• _Work to complete_:
Establish how many lines in the entries hold the string "icon". The number by itself is the whole answer.

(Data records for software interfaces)
==*==

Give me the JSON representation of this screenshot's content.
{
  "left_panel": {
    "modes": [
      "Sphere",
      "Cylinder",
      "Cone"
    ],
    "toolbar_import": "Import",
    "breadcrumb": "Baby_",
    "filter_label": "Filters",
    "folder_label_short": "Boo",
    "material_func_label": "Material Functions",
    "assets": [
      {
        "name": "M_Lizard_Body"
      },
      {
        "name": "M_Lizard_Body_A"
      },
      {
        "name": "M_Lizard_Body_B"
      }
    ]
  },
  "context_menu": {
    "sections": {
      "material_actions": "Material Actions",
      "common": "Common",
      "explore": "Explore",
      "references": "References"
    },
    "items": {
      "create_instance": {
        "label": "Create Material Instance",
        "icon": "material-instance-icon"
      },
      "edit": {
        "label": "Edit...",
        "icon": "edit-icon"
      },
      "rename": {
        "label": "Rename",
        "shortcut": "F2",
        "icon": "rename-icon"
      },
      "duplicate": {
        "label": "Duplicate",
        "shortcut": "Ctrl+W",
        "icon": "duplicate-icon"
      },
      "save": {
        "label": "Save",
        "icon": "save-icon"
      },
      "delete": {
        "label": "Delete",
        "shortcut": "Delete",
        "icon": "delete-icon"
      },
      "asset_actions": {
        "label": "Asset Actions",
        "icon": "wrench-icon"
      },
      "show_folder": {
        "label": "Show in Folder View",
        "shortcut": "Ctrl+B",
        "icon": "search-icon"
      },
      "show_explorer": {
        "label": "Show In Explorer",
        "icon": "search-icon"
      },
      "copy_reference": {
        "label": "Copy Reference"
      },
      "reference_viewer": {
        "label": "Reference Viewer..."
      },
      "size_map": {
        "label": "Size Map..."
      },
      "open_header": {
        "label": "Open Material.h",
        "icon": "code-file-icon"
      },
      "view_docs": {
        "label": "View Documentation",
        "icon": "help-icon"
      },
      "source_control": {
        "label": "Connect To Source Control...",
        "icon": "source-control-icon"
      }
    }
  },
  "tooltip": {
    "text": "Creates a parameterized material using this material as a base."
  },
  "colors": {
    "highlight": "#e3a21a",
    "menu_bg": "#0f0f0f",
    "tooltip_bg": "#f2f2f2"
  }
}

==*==

• _Written answer_:
12